Photographic Guide To Birds of Peru (A Photographic Guide to)
By: Clive Byers
A handy, pocket sized identification guide to Peru's birds featuring excellent color photographs and brief accounts for 252 different species. Each species account contains information useful to identifying each bird. A must have item for any bird watcher planning a visit to Peru. Over 250 color photos.
By: Thomas S. Schulenberg, Douglas F. Stotz, Daniel F. Lane, John P. O'Neill, Theodore A. Parker
Birds of Peru is the most complete and authoritative field guide to this diverse, neotropical landscape. It features every one of Peru's 1,817 bird species and shows the distinct plumages of each in 307 superb, high-quality color plates. Concise descriptions and color distribution maps are located opposite the plates, making this book much easier to use in the field than standard neotropical field guides. This fully revised paperback edition includes twenty-five additional species. A comprehensive guide to all 1,817 species found in Peru--one fifth of the world's birds--with subspecies, sexes, age classes, and morphs fully illustrated Designed especially for field use, with vivid descriptive information and helpful identification tips opposite color plates Detailed species accounts, including a full-color distribution map Includes 25 additional species not covered in the first edition Features 3 entirely new plates and more than 25 additional illustrations

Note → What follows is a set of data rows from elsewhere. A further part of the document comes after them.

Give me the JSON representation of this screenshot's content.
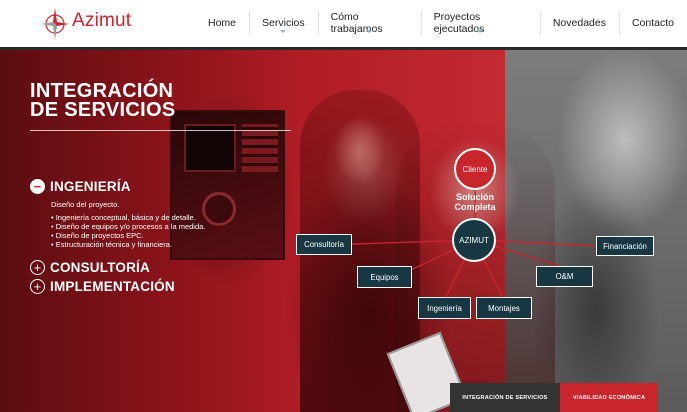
{
  "brand": {
    "name": "Azimut",
    "color": "#c9252c",
    "icon": "compass-rose-icon"
  },
  "nav": {
    "items": [
      {
        "label": "Home",
        "has_submenu": false
      },
      {
        "label": "Servicios",
        "has_submenu": true
      },
      {
        "label": "Cómo trabajamos",
        "has_submenu": true
      },
      {
        "label": "Proyectos ejecutados",
        "has_submenu": true
      },
      {
        "label": "Novedades",
        "has_submenu": false
      },
      {
        "label": "Contacto",
        "has_submenu": false
      }
    ]
  },
  "hero": {
    "title_line1": "INTEGRACIÓN",
    "title_line2": "DE SERVICIOS",
    "sections": [
      {
        "label": "INGENIERÍA",
        "expanded": true,
        "icon": "minus-circle-icon",
        "description": "Diseño del proyecto.",
        "bullets": [
          "Ingeniería conceptual, básica y de detalle.",
          "Diseño de equipos y/o procesos a la medida.",
          "Diseño de proyectos EPC.",
          "Estructuración técnica y financiera."
        ]
      },
      {
        "label": "CONSULTORÍA",
        "expanded": false,
        "icon": "plus-circle-icon"
      },
      {
        "label": "IMPLEMENTACIÓN",
        "expanded": false,
        "icon": "plus-circle-icon"
      }
    ]
  },
  "diagram": {
    "client": "Cliente",
    "solution_line1": "Solución",
    "solution_line2": "Completa",
    "center": "AZIMUT",
    "nodes": {
      "consultoria": "Consultoría",
      "equipos": "Equipos",
      "ingenieria": "Ingeniería",
      "montajes": "Montajes",
      "om": "O&M",
      "financiacion": "Financiación"
    },
    "colors": {
      "node": "#173843",
      "link": "#c9252c",
      "client": "#c9252c"
    }
  },
  "tabs": [
    {
      "label": "INTEGRACIÓN DE SERVICIOS",
      "active": true
    },
    {
      "label": "VIABILIDAD ECONÓMICA",
      "active": false
    }
  ]
}
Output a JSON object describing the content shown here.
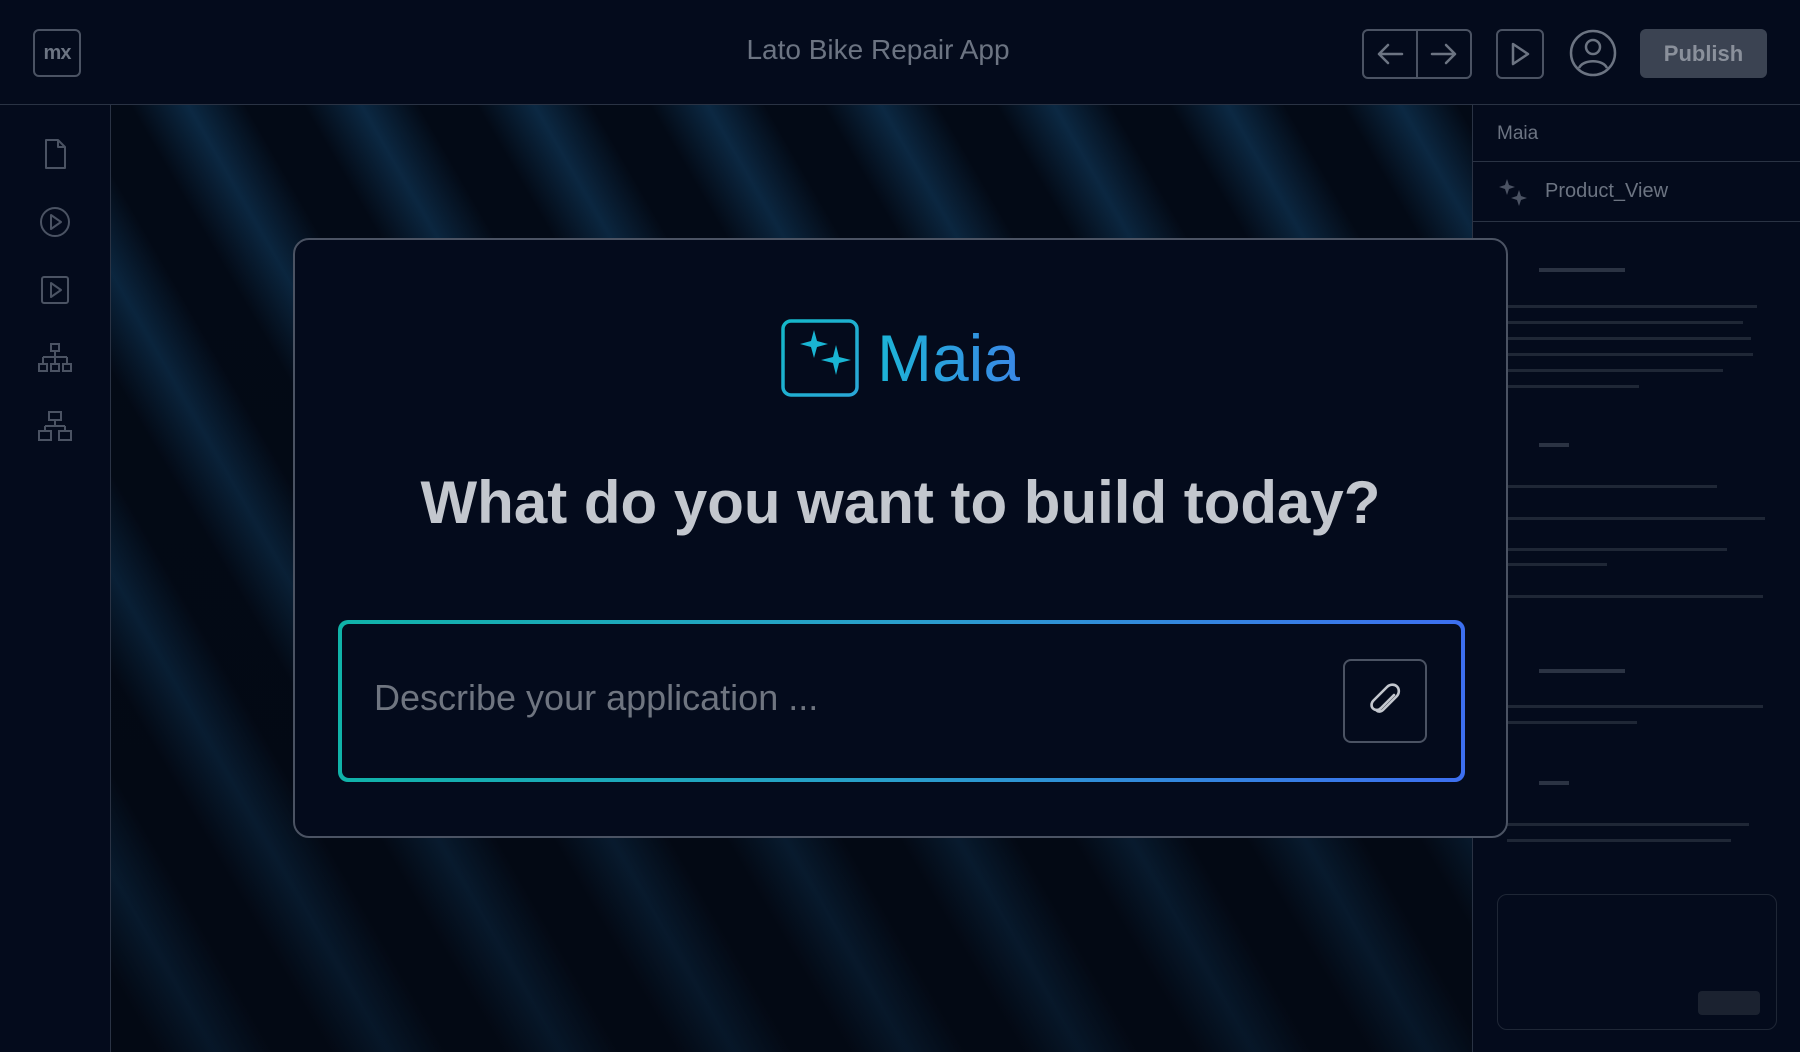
{
  "topbar": {
    "logo_text": "mx",
    "app_title": "Lato Bike Repair App",
    "back_icon": "arrow-left-icon",
    "forward_icon": "arrow-right-icon",
    "run_icon": "play-icon",
    "account_icon": "user-circle-icon",
    "publish_label": "Publish"
  },
  "sidebar": {
    "items": [
      {
        "icon": "document-icon"
      },
      {
        "icon": "play-circle-icon"
      },
      {
        "icon": "play-square-icon"
      },
      {
        "icon": "sitemap-icon"
      },
      {
        "icon": "hierarchy-icon"
      }
    ]
  },
  "right_panel": {
    "title": "Maia",
    "tab_label": "Product_View",
    "tab_icon": "sparkles-icon"
  },
  "modal": {
    "brand_name": "Maia",
    "brand_icon": "sparkles-icon",
    "headline": "What do you want to build today?",
    "prompt_placeholder": "Describe your application ...",
    "prompt_value": "",
    "attach_icon": "paperclip-icon"
  },
  "colors": {
    "background": "#040b1c",
    "border": "#4b5363",
    "accent_start": "#10b3a9",
    "accent_end": "#3d6ff0",
    "brand_text": "#1cb5d6"
  }
}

Rainforest Publications has six field guides to aid you in the enjoyment of your adventures in Peru Aves de Rapiña / Peru Raptors Aves de Humedales, Playas y Oceanos / Peru Birds of the Wetlands Aves del Bosque / Peru's Birds of the Forest Mamiferos / Peru Mammals Mamiferos Marinos / Peru Marine Mammals Peces de Arrecife / Peru Reef Fish .
All the single sheet field guides are 7" by 11" (17.85 cm by 28 cm), double-sided, laminated to withstand the elements, and printed on high quality stock with durable UV-resistent inks.